Bernard was also asked about the critical comments made in the media about him and INDYCAR last week by SMI President Bruton Smith. He started to answer, but all he could come up with was, “Bruton is a nice man.”
Tensions between the paddock and Race Control. No one else seems to want to say it, so I will: it didn’t take much observation this weekend to extrapolate that there is a lot more unrest in the paddock between the paddock and Race Control than most people are letting on.
There’s a fair amount of sniping and defensiveness. The best word to describe it all: frosty.
Other off-track observations. Just one for now. I’ll save the rest for this week’s podcast.
It’s amazing to see how this city has rallied behind James Hinchcliffe.
GoDaddy wallpapered the city with his face — billboards, bus shelters, you name it and he was on it.
Charlie Johnstone said going into the weekend that every metric they have to track was up for 2012 and that the hospitality suites were completely sold out.
And although it wasn’t his face on the papers this morning, the result of all the awareness of Hinch was enough to put the race front and center on every major paper in the city on Monday morning. The Toronto Sun’s cover was a picture of Ryan Hunter-Reay in victory lane with the headline: 3 IN A ROW.
That makes reference to the past and generates interest in the future. Imagine that.
It’s almost like Paul Tracy wasn’t needed.
Imagine saying that two years ago.
Thanks once again to all of you for following along with More Front Wing’s coverage all weekend long. Without INDYCAR fans to read our words, there would be no point in typing them.
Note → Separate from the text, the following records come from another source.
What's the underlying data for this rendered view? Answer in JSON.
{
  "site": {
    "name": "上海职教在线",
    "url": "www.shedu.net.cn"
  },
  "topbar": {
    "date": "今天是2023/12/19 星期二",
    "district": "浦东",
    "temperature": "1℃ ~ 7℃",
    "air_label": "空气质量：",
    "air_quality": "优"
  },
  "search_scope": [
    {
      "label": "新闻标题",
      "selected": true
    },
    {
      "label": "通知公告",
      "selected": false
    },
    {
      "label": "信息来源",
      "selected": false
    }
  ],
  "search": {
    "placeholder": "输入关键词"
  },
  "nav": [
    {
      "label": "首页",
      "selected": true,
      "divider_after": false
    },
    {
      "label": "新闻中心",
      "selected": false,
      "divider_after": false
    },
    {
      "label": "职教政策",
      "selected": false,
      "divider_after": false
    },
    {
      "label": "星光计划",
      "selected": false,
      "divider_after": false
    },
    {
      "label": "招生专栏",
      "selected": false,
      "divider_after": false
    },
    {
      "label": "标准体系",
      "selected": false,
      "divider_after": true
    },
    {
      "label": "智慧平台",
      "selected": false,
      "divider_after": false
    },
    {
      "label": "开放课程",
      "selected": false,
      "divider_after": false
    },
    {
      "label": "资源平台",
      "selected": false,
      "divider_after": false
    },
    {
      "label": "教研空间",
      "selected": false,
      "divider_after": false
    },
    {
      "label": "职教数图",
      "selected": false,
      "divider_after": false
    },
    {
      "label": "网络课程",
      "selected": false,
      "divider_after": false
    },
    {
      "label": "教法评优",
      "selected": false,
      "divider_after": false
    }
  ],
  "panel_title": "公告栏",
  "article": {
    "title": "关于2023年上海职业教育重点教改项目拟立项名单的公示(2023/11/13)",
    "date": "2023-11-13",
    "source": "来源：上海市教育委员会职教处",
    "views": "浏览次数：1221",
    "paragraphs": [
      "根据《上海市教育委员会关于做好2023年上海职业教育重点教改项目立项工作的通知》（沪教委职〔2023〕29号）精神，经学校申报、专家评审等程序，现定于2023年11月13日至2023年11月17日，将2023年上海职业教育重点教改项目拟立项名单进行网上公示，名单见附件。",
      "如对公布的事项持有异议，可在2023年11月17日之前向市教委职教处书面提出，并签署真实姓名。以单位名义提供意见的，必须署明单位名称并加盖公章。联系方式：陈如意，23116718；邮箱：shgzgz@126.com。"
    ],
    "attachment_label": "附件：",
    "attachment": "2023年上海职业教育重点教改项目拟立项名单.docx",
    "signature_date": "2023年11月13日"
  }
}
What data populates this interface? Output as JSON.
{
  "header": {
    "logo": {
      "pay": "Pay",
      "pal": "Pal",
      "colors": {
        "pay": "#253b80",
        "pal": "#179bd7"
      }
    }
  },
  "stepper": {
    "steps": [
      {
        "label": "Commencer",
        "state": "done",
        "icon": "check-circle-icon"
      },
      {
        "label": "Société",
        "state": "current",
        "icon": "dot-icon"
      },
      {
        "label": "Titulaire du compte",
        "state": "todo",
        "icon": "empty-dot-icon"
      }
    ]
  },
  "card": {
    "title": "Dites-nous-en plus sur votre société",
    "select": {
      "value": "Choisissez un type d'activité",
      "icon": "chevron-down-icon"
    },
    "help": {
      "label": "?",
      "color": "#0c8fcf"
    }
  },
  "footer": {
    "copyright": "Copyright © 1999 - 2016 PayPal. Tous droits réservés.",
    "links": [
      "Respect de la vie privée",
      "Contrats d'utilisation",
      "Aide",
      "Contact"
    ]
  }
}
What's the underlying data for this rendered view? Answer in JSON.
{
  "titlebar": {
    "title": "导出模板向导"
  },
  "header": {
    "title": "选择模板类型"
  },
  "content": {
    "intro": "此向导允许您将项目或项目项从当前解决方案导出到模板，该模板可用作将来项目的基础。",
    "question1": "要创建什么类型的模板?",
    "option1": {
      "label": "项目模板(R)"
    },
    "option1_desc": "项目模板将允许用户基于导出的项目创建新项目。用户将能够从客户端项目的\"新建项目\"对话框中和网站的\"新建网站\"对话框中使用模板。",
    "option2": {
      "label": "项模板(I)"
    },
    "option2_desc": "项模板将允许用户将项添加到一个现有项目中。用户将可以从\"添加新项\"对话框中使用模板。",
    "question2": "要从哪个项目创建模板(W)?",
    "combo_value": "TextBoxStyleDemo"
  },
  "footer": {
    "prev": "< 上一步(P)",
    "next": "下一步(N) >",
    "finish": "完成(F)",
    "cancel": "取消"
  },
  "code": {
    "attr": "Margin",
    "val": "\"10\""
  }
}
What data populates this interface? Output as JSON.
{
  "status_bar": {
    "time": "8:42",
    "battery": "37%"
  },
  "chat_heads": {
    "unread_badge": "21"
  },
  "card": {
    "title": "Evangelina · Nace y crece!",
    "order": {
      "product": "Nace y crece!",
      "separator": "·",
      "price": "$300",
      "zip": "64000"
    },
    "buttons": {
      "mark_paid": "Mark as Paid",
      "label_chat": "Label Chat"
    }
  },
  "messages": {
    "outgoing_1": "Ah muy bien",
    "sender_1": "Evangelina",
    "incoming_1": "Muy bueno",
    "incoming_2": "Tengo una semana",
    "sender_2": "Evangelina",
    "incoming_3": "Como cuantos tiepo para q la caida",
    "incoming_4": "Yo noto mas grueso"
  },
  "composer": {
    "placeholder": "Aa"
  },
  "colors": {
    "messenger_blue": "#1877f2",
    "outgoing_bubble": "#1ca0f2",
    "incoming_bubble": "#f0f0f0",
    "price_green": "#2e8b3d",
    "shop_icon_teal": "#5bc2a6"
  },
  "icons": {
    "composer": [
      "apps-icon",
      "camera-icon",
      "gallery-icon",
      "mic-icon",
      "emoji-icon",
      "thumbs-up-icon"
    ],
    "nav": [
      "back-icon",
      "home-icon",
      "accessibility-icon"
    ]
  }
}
We appreciate each and every one of you.
Please watch the site and our Twitter feed for continued coverage of the Honda Indy Toronto and the rest of the IZOD IndyCar Series all season long.